> Problem statement: Check every line below for the string "title", and copy the lines that contain it.

--- Data in this exercise Enclosed Below ---

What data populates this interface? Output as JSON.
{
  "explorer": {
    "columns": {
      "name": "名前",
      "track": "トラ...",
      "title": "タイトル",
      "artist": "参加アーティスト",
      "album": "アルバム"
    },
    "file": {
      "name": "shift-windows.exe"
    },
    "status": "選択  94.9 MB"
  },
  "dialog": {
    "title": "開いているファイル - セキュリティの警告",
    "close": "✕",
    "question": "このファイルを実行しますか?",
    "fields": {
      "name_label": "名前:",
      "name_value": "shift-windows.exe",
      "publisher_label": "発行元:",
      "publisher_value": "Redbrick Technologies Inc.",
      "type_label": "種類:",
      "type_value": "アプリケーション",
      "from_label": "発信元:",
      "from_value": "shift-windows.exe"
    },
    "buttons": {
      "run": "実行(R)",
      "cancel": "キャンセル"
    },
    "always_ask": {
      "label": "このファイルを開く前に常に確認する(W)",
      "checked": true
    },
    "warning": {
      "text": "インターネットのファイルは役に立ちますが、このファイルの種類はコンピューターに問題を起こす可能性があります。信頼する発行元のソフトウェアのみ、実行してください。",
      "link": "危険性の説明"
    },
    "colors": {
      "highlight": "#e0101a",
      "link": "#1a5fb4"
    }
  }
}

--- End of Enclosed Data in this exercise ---

> Answer to this exercise:
      "title": "タイトル",
    "title": "開いているファイル - セキュリティの警告",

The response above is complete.